So as I start of this year’s expo… I am expecting to hear a lot on best practices, the meeting of here and now mobile applications with the presence of copious amounts of social data and maybe a little of where do we go from here?

More later.

The Daily

A few quick notes on News Corp.’s “The Daily”. Hard to say if I like it yet, but I can certainly see the value-add (to the plethora of iPad reading choices) in it. This is a decent attempt to combine traditionally delivered pushed-media (loud voices like news headlines, opinions from opinion-makers) with new pulled-media (the noise from twitter feeds, blogosphere – coalesced as trends/citizen journalism) on a multimedia rich interface (btw, 2 of the more relevant 360 viewpoints i have seen – cowboys stadium and Egypt today from a street-level).

I also like the attempt at personalization/localization. The app is slow to load the current edition, but i appreciate not having to pick the subscriptions that fall out of the magazines and the joy of having to fold a newspaper when done reading.

The one thing that still bothers me is subscribing to a News. Corp. editor… A Roger Ailes view of the world as it is and as it should be doesn’t hit as you start reading… But then, Mr. Murdoch is a business man and maybe a right-wing approach to journalism (contradictory) isn’t good business on the iPad.

So yeah don’t know if i will buy the subscription at this point and am thankful to Verizon (did you hear they are finally getting the Jesus phone?) for the free trial.


Fareed Zakaria mentioned the White House Innovation White Paper on his show today… and I was surprised: the white house has a white paper on innovation?! Maybe, that is the Republican/libertarian in me. I expect such white papers to come out of the “Jobs, Gates and Alliances Inc.” industry. I do not expect the government to play a significant role in innovation…

Zakaria went on to elaborate areas of innovation that the government has spurned:

– without the Department of Defense there would be no semi-conductor industry

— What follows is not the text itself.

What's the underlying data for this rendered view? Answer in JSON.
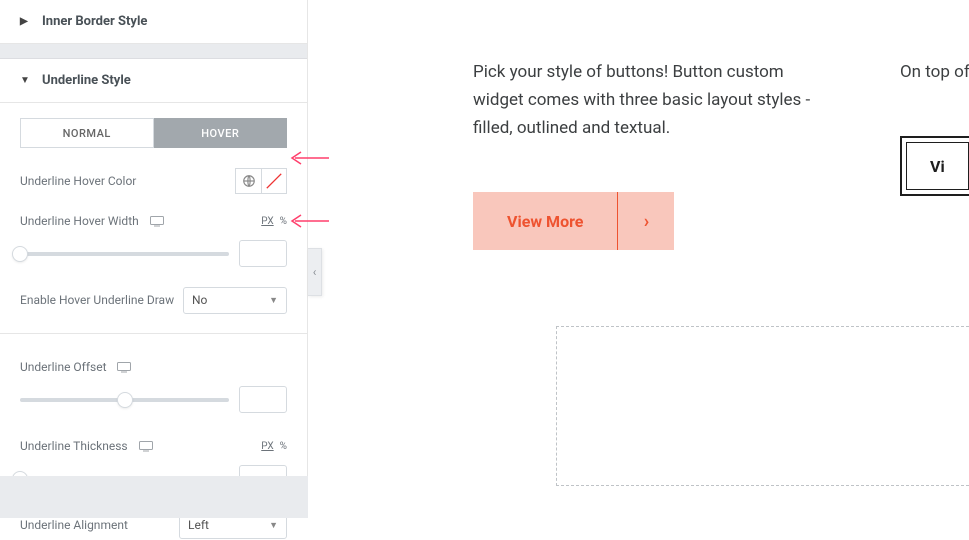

– NASA was a key buyer of the nascent computer industry

– DARPA invented the internet (sorry Al Gore fans, but that is one of those inconvenient truths)

– it was the military that spawned the use of GPS, way before there was an “app for that”

and that got me thinking, the government does have a role, and a specific role to play in the innovation economy – it is supposed to and should provide a climate for innovation. Not innovation itself, but the climate for innovation:

-a tax structure that facilitates business spending

-investment/spending (depending on if you are a democrat/republican) on research and education (and yes making sure that research is happening on an “operationally excellent” basis)

Singapore spends 6.9% of its budget on innovation – matching that would mean we will have to spend close to $700 billion on innovation climate. We can borrow that from the Chinese, right?! They love giving us money..! Well borrowing $700 billion for innovation climate spending is better than borrowing money from China to fund tax rebates that give $600 to most people (sorry Warren Buffet – you missed out) to spend on Walmart items made in China!

So I guess, by now, I have ideologically left the Republican camp and am on the other side… but practical solutions calls for pragmatism, that does not believe in ideology whose time has come and gone, but in solutions that work. Treating political parties as sports teams is silly… The times are changing and we are still having debates that are based in ideology and are conducted by mostly loud fundamentalist leaders, who are able to get away with euphemisms and political commentators, that take refuge in esoteric concepts…

So, just like Zakaria and other don’t-have-a-team people,  I am hoping that President will outline an agenda, that focusses on long term sustainable growth and how we can keep continue to file the most number of patents than any other country out there.

(btw – “China accounted for more than two-thirds of all cleantech IPOs in 2010 – 63 out of 93 launches globally, including 8 of the 10 biggest IPOs.”)